Advice and support from the council
Our statement of community involvement sets out how we help communities prepare a neighbourhood plan.
A neighbourhood planning protocol sets out our commitment to providing advice and support. This includes
- a process note which sets out the stages of the process and consultation timescales
- advice and assistance (includes meetings, methods of engaging and consulting with communities and consultation statements)
- where resources allow, we offer wider proactive awareness raising of neighbourhood planning across South Gloucestershire including training for town and parish councils and communities in unparished areas
- an example service level agreement that can be used between the community preparing the plan and the council
- an example neighbourhoood plan steering group terms of reference
External advice and support
Our website includes information on community profiles, flooding, archaeological data, listed buildings and conservation sites. You can also check Historic Environment Records on the Historic England website.
The links below cover a range of support and resources that we recommend exploring in considering whether a neighbourhood plan is right for your community.
- Communities and Local Government Neighbourhood Planning
- Notes on Neighbourhood Planning
- Royal Town Planning Institute
- Planning Aid England
- Eden Project
- My Community Rights
- Quick Guide to Neighbourhood Plans
- Neighbourhood Planning Road Map Guide
- Forum for Neighbourhood Planning
- Planning Advisory Service
- Avon Local Councils Association
Communities may also wish to engage through the Joint Spatial Plan and the new South Gloucestershire Local Plan, which is being prepared by the council and will help guide development in the district until 2036.
Current neighbourhood plans

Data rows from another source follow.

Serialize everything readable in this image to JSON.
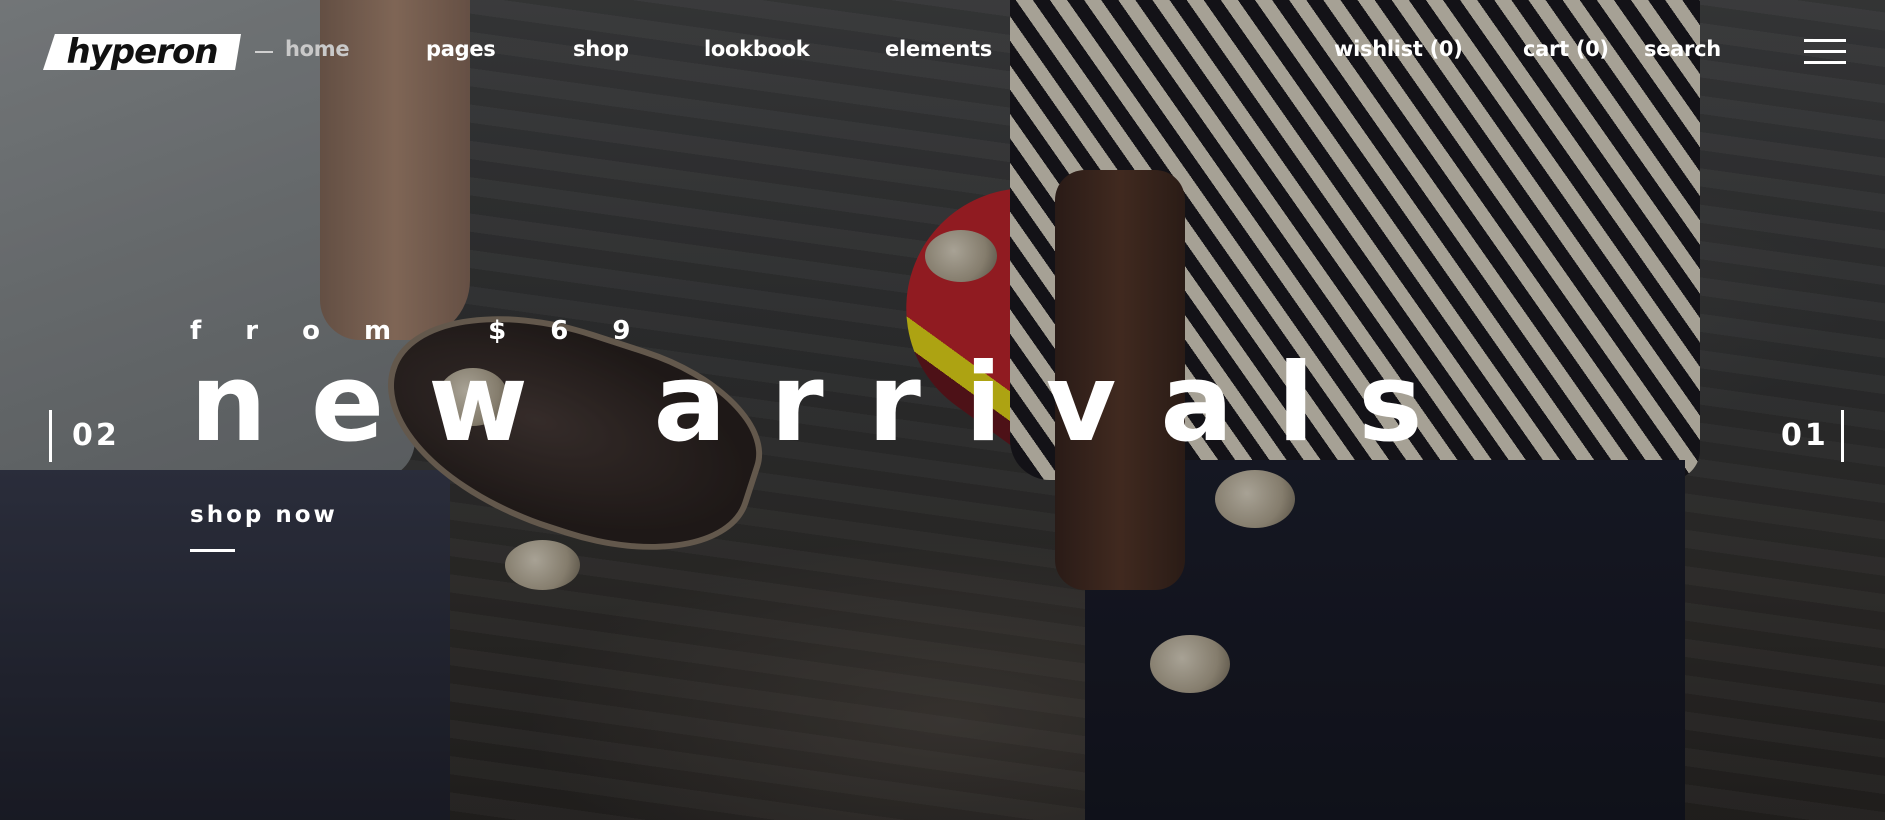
{
  "header": {
    "logo_text": "hyperon",
    "nav": [
      {
        "label": "home",
        "active": true
      },
      {
        "label": "pages"
      },
      {
        "label": "shop"
      },
      {
        "label": "lookbook"
      },
      {
        "label": "elements"
      }
    ],
    "wishlist": "wishlist (0)",
    "cart": "cart (0)",
    "search": "search",
    "menu_icon": "hamburger-menu-icon"
  },
  "hero": {
    "eyebrow": "from $69",
    "headline": "new arrivals",
    "cta": "shop now",
    "prev_slide": "02",
    "next_slide": "01"
  },
  "colors": {
    "text": "#ffffff",
    "active_nav": "#c9c9c9",
    "overlay": "rgba(0,0,0,0.28)"
  }
}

In accordance with The Neighbourhood Planning (General) Regulations 2012 (as amended), the following communities have submitted an application to designate a Neighbourhood Area under Article 5 of the Regulations.
Thornbury Neighbourhood Plan

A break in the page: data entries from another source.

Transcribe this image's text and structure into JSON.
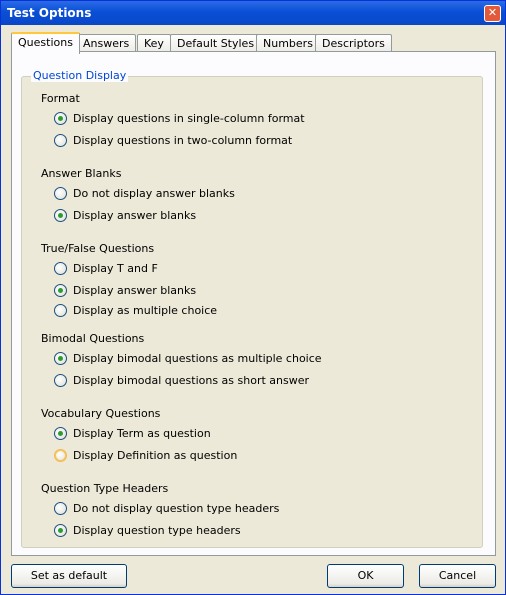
{
  "window": {
    "title": "Test Options",
    "close_glyph": "✕"
  },
  "tabs": [
    {
      "label": "Questions",
      "active": true
    },
    {
      "label": "Answers"
    },
    {
      "label": "Key"
    },
    {
      "label": "Default Styles"
    },
    {
      "label": "Numbers"
    },
    {
      "label": "Descriptors"
    }
  ],
  "group": {
    "legend": "Question Display",
    "sections": [
      {
        "label": "Format",
        "options": [
          {
            "label": "Display questions in single-column format",
            "checked": true
          },
          {
            "label": "Display questions in two-column format",
            "checked": false
          }
        ]
      },
      {
        "label": "Answer Blanks",
        "options": [
          {
            "label": "Do not display answer blanks",
            "checked": false
          },
          {
            "label": "Display answer blanks",
            "checked": true
          }
        ]
      },
      {
        "label": "True/False Questions",
        "options": [
          {
            "label": "Display T and F",
            "checked": false
          },
          {
            "label": "Display answer blanks",
            "checked": true
          },
          {
            "label": "Display as multiple choice",
            "checked": false
          }
        ]
      },
      {
        "label": "Bimodal Questions",
        "options": [
          {
            "label": "Display bimodal questions as multiple choice",
            "checked": true
          },
          {
            "label": "Display bimodal questions as short answer",
            "checked": false
          }
        ]
      },
      {
        "label": "Vocabulary Questions",
        "options": [
          {
            "label": "Display Term as question",
            "checked": true
          },
          {
            "label": "Display Definition as question",
            "checked": false
          }
        ]
      },
      {
        "label": "Question Type Headers",
        "options": [
          {
            "label": "Do not display question type headers",
            "checked": false
          },
          {
            "label": "Display question type headers",
            "checked": true
          }
        ]
      }
    ]
  },
  "buttons": {
    "set_default": "Set as default",
    "ok": "OK",
    "cancel": "Cancel"
  }
}
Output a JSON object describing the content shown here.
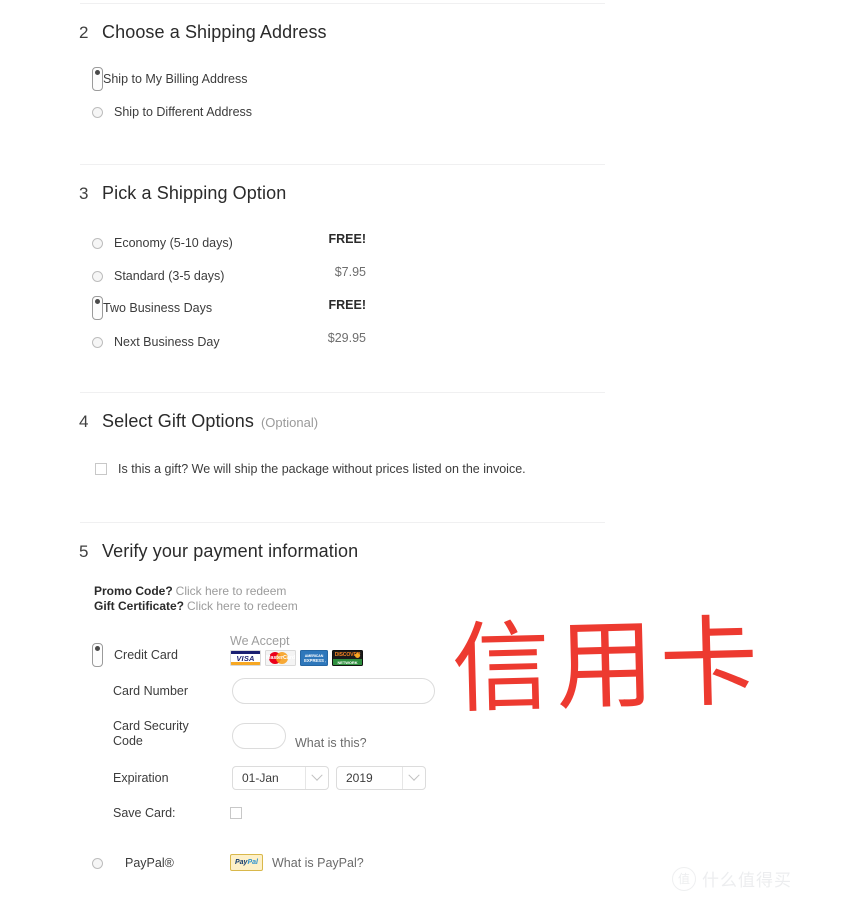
{
  "sections": {
    "shipping_address": {
      "number": "2",
      "title": "Choose a Shipping Address",
      "options": [
        {
          "label": "Ship to My Billing Address",
          "selected": true
        },
        {
          "label": "Ship to Different Address",
          "selected": false
        }
      ]
    },
    "shipping_option": {
      "number": "3",
      "title": "Pick a Shipping Option",
      "options": [
        {
          "label": "Economy (5-10 days)",
          "price": "FREE!",
          "price_style": "free",
          "selected": false
        },
        {
          "label": "Standard (3-5 days)",
          "price": "$7.95",
          "price_style": "amt",
          "selected": false
        },
        {
          "label": "Two Business Days",
          "price": "FREE!",
          "price_style": "free",
          "selected": true
        },
        {
          "label": "Next Business Day",
          "price": "$29.95",
          "price_style": "amt",
          "selected": false
        }
      ]
    },
    "gift_options": {
      "number": "4",
      "title": "Select Gift Options",
      "optional_tag": "(Optional)",
      "checkbox_label": "Is this a gift? We will ship the package without prices listed on the invoice.",
      "checked": false
    },
    "payment": {
      "number": "5",
      "title": "Verify your payment information",
      "promo": {
        "promo_label": "Promo Code?",
        "promo_link": "Click here to redeem",
        "gift_cert_label": "Gift Certificate?",
        "gift_cert_link": "Click here to redeem"
      },
      "credit_card": {
        "radio_label": "Credit Card",
        "selected": true,
        "we_accept": "We Accept",
        "accepted_cards": [
          "VISA",
          "MasterCard",
          "AMERICAN EXPRESS",
          "DISCOVER"
        ],
        "card_number_label": "Card Number",
        "card_number_value": "",
        "security_code_label": "Card Security Code",
        "security_code_value": "",
        "security_hint": "What is this?",
        "expiration_label": "Expiration",
        "expiration_month": "01-Jan",
        "expiration_year": "2019",
        "save_card_label": "Save Card:",
        "save_card_checked": false
      },
      "paypal": {
        "radio_label": "PayPal®",
        "selected": false,
        "logo_text_1": "Pay",
        "logo_text_2": "Pal",
        "hint": "What is PayPal?"
      }
    }
  },
  "annotation": {
    "text": "信用卡",
    "color": "#ed3a30"
  },
  "watermark": {
    "mark": "值",
    "text": "什么值得买"
  },
  "colors": {
    "divider": "#f0f0f1",
    "text_primary": "#2b2b2b",
    "text_secondary": "#6e6e6e",
    "muted": "#9b9b9b",
    "annotation_red": "#ed3a30"
  }
}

In accordance with the 2016 amendment, the proposed Neighbourhood Area boundary did not require consultation, as it was consistent with the parish boundary. The area was therefore formally designated as a Neighbourhood Area on 6 March 2017.

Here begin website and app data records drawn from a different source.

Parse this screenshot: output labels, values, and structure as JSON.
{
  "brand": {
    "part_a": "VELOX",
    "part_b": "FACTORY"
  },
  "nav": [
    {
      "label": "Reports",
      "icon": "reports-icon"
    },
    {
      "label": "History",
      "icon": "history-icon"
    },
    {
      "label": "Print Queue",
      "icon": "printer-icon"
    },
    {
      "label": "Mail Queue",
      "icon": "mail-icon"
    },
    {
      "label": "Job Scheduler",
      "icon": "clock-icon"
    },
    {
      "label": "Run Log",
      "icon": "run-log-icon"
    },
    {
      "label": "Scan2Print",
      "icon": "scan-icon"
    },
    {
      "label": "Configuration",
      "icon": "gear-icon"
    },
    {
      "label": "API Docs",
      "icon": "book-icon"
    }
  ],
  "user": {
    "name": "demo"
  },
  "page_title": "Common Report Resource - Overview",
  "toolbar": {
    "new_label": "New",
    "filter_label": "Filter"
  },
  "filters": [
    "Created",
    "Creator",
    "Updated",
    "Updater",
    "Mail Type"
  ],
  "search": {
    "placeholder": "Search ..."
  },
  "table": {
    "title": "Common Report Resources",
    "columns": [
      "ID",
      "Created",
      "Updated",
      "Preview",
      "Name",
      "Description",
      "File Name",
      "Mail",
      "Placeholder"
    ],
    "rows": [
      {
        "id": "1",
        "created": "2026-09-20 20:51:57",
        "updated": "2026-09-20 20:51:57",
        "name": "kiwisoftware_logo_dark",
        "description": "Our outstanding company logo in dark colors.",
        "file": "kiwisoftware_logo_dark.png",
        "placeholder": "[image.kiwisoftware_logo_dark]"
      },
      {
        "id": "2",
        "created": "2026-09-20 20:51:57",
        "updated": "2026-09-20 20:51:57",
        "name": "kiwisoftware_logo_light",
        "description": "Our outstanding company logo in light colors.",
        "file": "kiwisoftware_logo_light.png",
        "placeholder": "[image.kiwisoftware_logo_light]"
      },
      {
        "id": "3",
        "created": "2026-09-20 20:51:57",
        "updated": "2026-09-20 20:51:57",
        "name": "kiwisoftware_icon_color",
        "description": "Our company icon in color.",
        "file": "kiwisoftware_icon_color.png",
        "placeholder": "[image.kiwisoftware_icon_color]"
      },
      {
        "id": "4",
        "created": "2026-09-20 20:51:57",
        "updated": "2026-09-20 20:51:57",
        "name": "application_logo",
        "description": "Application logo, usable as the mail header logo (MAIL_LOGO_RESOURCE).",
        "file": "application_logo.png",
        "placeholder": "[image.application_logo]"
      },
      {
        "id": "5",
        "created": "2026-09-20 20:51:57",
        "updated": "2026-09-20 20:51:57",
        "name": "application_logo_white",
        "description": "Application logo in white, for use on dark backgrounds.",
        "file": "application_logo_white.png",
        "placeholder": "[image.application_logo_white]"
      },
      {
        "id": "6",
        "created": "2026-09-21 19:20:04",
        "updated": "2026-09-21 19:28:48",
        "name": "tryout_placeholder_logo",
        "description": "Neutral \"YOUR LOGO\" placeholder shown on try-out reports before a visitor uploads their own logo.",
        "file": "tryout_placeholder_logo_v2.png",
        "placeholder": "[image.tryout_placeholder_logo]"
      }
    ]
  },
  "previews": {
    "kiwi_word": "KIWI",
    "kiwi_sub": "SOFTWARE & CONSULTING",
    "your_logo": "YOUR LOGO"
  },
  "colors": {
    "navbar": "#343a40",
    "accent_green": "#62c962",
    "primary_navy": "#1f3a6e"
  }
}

Pucklechurch Neighbourhood Plan
In accordance with the 2016 amendment, the proposed Neighbourhood Area boundary did not require consultation, as it was consistent with the parish boundary. The area was therefore formally designated as a Neighbourhood Area on 27 January 2017.
Charfield Neighbourhood Plan Area
In accordance with Regulation 6 the consultation on the proposed Neighbourhood Area was from 9 December 2015 to 13 January 2016 (5 weeks).
The decision to approve the designation was made at the council’s Planning, Transportation and Strategic Environment Committee on 27 January 2016 and in accordance with Regulation 8, we have published a Neighbourhood Planning Decision Notice.
Further information is available on the Charfield Neighbourhood Plan website.
Oldbury on Severn Neighbourhood Plan
In accordance with the 2016 amendment, the proposed Neighbourhood Area boundary did not require consultation, as it was consistent with the parish boundary. The area was therefore formally designated as a Neighbourhood Area on 27 October 2016.
The South Gloucestershire Council Level 2 Strategic Flood Risk Assessment for Oldbury on Severn (September 2017) report is available within the Evidence base for our Local Plan, see under ‘Flood Risk’.